It’s that meticulous attention to detail and a positive can-do attitude that won the bow-tie-wearing, 50-year-old Costco Wholesale auditor, known by his hashtag #gingerjesuskc, a spot on ABC TV’s “The Great American Baking Show.”
The show’s season premiere double episode starts at 8 p.m. Thursday. The show will continue for four weeks.
This fall Kansas City’s Gregg spent 28 days at London’s Pinewood Studios with nine other contestants from the United States. The contestants were given a series of themed challenges and eliminations while vying for the honor of being crowned “America’s Best Amateur Baker.”
“It was a very diverse crowd,” Gregg says of his fellow contestants, which included a priest, a former contestant whose father had died while she was competing in a previous season, a 60-year-old “yoga mom” and two attorneys.
Gregg decided he wanted to compete following gastric surgery that helped him lose 150 pounds. “I just gained confidence from the surgery and I decided I’m going to be on this show,” he says.
He applied last January. The audition process included phone interviews, a Skype interview and trips to Chicago and New Jersey to compete. “I think it was more my personality than anything,” Gregg says. “It’s where my journey has taken me.”
From May to September, Gregg practiced his recipes in preparation to bake across the pond. It took two days to film each episode: Contestants started at 6:30 a.m. and baked until 10 p.m., and they would take the next day off to prepare for the following day’s challenge.
“We knew what we were baking with the exception of the technical challenges,” he says. And although he can’t reveal how he did before the show begins, he “did really, really well in all my technicals.”

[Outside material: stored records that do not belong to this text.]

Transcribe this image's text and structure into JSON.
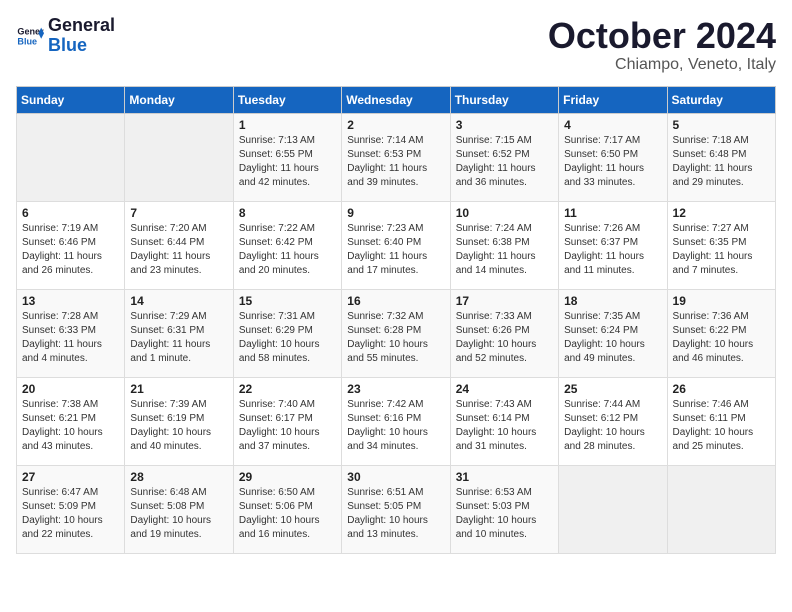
{
  "header": {
    "logo_text_general": "General",
    "logo_text_blue": "Blue",
    "month": "October 2024",
    "location": "Chiampo, Veneto, Italy"
  },
  "weekdays": [
    "Sunday",
    "Monday",
    "Tuesday",
    "Wednesday",
    "Thursday",
    "Friday",
    "Saturday"
  ],
  "weeks": [
    [
      null,
      null,
      {
        "day": "1",
        "sunrise": "Sunrise: 7:13 AM",
        "sunset": "Sunset: 6:55 PM",
        "daylight": "Daylight: 11 hours and 42 minutes."
      },
      {
        "day": "2",
        "sunrise": "Sunrise: 7:14 AM",
        "sunset": "Sunset: 6:53 PM",
        "daylight": "Daylight: 11 hours and 39 minutes."
      },
      {
        "day": "3",
        "sunrise": "Sunrise: 7:15 AM",
        "sunset": "Sunset: 6:52 PM",
        "daylight": "Daylight: 11 hours and 36 minutes."
      },
      {
        "day": "4",
        "sunrise": "Sunrise: 7:17 AM",
        "sunset": "Sunset: 6:50 PM",
        "daylight": "Daylight: 11 hours and 33 minutes."
      },
      {
        "day": "5",
        "sunrise": "Sunrise: 7:18 AM",
        "sunset": "Sunset: 6:48 PM",
        "daylight": "Daylight: 11 hours and 29 minutes."
      }
    ],
    [
      {
        "day": "6",
        "sunrise": "Sunrise: 7:19 AM",
        "sunset": "Sunset: 6:46 PM",
        "daylight": "Daylight: 11 hours and 26 minutes."
      },
      {
        "day": "7",
        "sunrise": "Sunrise: 7:20 AM",
        "sunset": "Sunset: 6:44 PM",
        "daylight": "Daylight: 11 hours and 23 minutes."
      },
      {
        "day": "8",
        "sunrise": "Sunrise: 7:22 AM",
        "sunset": "Sunset: 6:42 PM",
        "daylight": "Daylight: 11 hours and 20 minutes."
      },
      {
        "day": "9",
        "sunrise": "Sunrise: 7:23 AM",
        "sunset": "Sunset: 6:40 PM",
        "daylight": "Daylight: 11 hours and 17 minutes."
      },
      {
        "day": "10",
        "sunrise": "Sunrise: 7:24 AM",
        "sunset": "Sunset: 6:38 PM",
        "daylight": "Daylight: 11 hours and 14 minutes."
      },
      {
        "day": "11",
        "sunrise": "Sunrise: 7:26 AM",
        "sunset": "Sunset: 6:37 PM",
        "daylight": "Daylight: 11 hours and 11 minutes."
      },
      {
        "day": "12",
        "sunrise": "Sunrise: 7:27 AM",
        "sunset": "Sunset: 6:35 PM",
        "daylight": "Daylight: 11 hours and 7 minutes."
      }
    ],
    [
      {
        "day": "13",
        "sunrise": "Sunrise: 7:28 AM",
        "sunset": "Sunset: 6:33 PM",
        "daylight": "Daylight: 11 hours and 4 minutes."
      },
      {
        "day": "14",
        "sunrise": "Sunrise: 7:29 AM",
        "sunset": "Sunset: 6:31 PM",
        "daylight": "Daylight: 11 hours and 1 minute."
      },
      {
        "day": "15",
        "sunrise": "Sunrise: 7:31 AM",
        "sunset": "Sunset: 6:29 PM",
        "daylight": "Daylight: 10 hours and 58 minutes."
      },
      {
        "day": "16",
        "sunrise": "Sunrise: 7:32 AM",
        "sunset": "Sunset: 6:28 PM",
        "daylight": "Daylight: 10 hours and 55 minutes."
      },
      {
        "day": "17",
        "sunrise": "Sunrise: 7:33 AM",
        "sunset": "Sunset: 6:26 PM",
        "daylight": "Daylight: 10 hours and 52 minutes."
      },
      {
        "day": "18",
        "sunrise": "Sunrise: 7:35 AM",
        "sunset": "Sunset: 6:24 PM",
        "daylight": "Daylight: 10 hours and 49 minutes."
      },
      {
        "day": "19",
        "sunrise": "Sunrise: 7:36 AM",
        "sunset": "Sunset: 6:22 PM",
        "daylight": "Daylight: 10 hours and 46 minutes."
      }
    ],
    [
      {
        "day": "20",
        "sunrise": "Sunrise: 7:38 AM",
        "sunset": "Sunset: 6:21 PM",
        "daylight": "Daylight: 10 hours and 43 minutes."
      },
      {
        "day": "21",
        "sunrise": "Sunrise: 7:39 AM",
        "sunset": "Sunset: 6:19 PM",
        "daylight": "Daylight: 10 hours and 40 minutes."
      },
      {
        "day": "22",
        "sunrise": "Sunrise: 7:40 AM",
        "sunset": "Sunset: 6:17 PM",
        "daylight": "Daylight: 10 hours and 37 minutes."
      },
      {
        "day": "23",
        "sunrise": "Sunrise: 7:42 AM",
        "sunset": "Sunset: 6:16 PM",
        "daylight": "Daylight: 10 hours and 34 minutes."
      },
      {
        "day": "24",
        "sunrise": "Sunrise: 7:43 AM",
        "sunset": "Sunset: 6:14 PM",
        "daylight": "Daylight: 10 hours and 31 minutes."
      },
      {
        "day": "25",
        "sunrise": "Sunrise: 7:44 AM",
        "sunset": "Sunset: 6:12 PM",
        "daylight": "Daylight: 10 hours and 28 minutes."
      },
      {
        "day": "26",
        "sunrise": "Sunrise: 7:46 AM",
        "sunset": "Sunset: 6:11 PM",
        "daylight": "Daylight: 10 hours and 25 minutes."
      }
    ],
    [
      {
        "day": "27",
        "sunrise": "Sunrise: 6:47 AM",
        "sunset": "Sunset: 5:09 PM",
        "daylight": "Daylight: 10 hours and 22 minutes."
      },
      {
        "day": "28",
        "sunrise": "Sunrise: 6:48 AM",
        "sunset": "Sunset: 5:08 PM",
        "daylight": "Daylight: 10 hours and 19 minutes."
      },
      {
        "day": "29",
        "sunrise": "Sunrise: 6:50 AM",
        "sunset": "Sunset: 5:06 PM",
        "daylight": "Daylight: 10 hours and 16 minutes."
      },
      {
        "day": "30",
        "sunrise": "Sunrise: 6:51 AM",
        "sunset": "Sunset: 5:05 PM",
        "daylight": "Daylight: 10 hours and 13 minutes."
      },
      {
        "day": "31",
        "sunrise": "Sunrise: 6:53 AM",
        "sunset": "Sunset: 5:03 PM",
        "daylight": "Daylight: 10 hours and 10 minutes."
      },
      null,
      null
    ]
  ]
}
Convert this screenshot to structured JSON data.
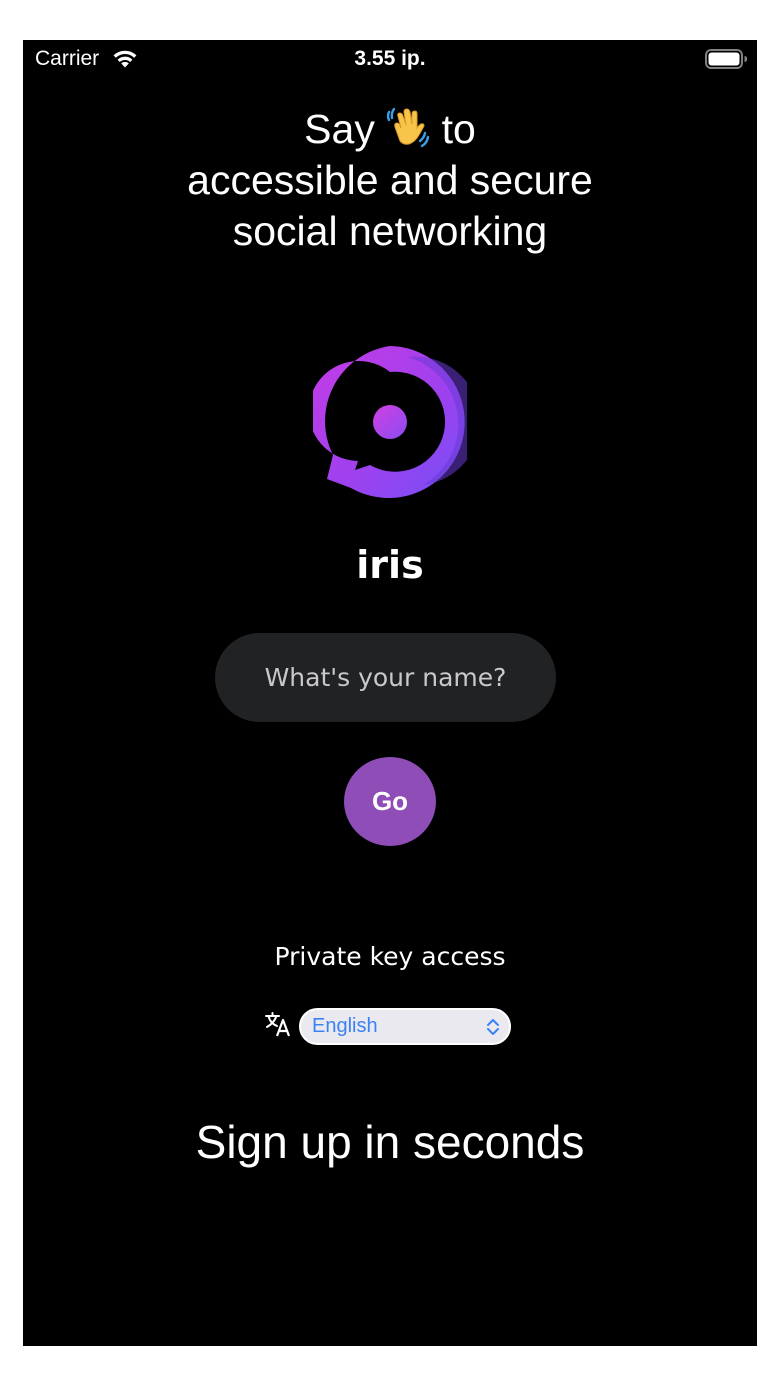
{
  "status_bar": {
    "carrier": "Carrier",
    "time": "3.55 ip.",
    "wifi_icon": "wifi-icon",
    "battery_icon": "battery-full-icon"
  },
  "headline": {
    "before_emoji": "Say ",
    "emoji_icon": "waving-hand-icon",
    "after_emoji": " to",
    "rest": "accessible and secure social networking"
  },
  "logo": {
    "icon": "iris-logo",
    "gradient_start": "#c13be8",
    "gradient_end": "#7b4bf5",
    "dot_color": "#b94ae8"
  },
  "app_name": "iris",
  "name_input": {
    "placeholder": "What's your name?",
    "value": ""
  },
  "go_button": {
    "label": "Go",
    "color": "#8e4db7"
  },
  "private_key_link": "Private key access",
  "language": {
    "icon": "translate-icon",
    "selected": "English",
    "accent": "#3b82f6"
  },
  "signup_text": "Sign up in seconds"
}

Like Robert Duensing of Best Regards, who competed in the Food Network’s “The Christmas Cookie Challenge” earlier this week, Gregg is self-taught. He started baking after his mother died in 2001 because he missed her signature mayonnaise chocolate cake.
Instead of making it the old-fashioned way, Gregg decided to experiment with spherification, a molecular gastronomy technique that allows him to suspend the fat in a viscous globule to make the cake even more moist.
“I like to see just how far you can push the envelope,” he says.
Almost nightly you can find a post on social media from Gregg, who needs only 4 1/2 hours of sleep a night, that jokingly begins, “Tonight I accidentally made …”
This week he’s made baklava with homemade pistachio butter and passion fruit macarons with chocolate Pop Rocks. His favorite dessert? “Anything with peanut butter and chocolate.”
To keep the weight off, Gregg is careful about how much of his own baking he taste tests. “I sample less because I know what my base recipes taste like,” he says.
Gregg has continued to keep in touch with several of the baking show contestants. Although it was hard to be away from home for a month, he says the experience of baking with others who are as passionate as he is was a once-in-a-lifetime opportunity.
To read a Halloween story featuring JC Gregg’s recipes and photos, click here.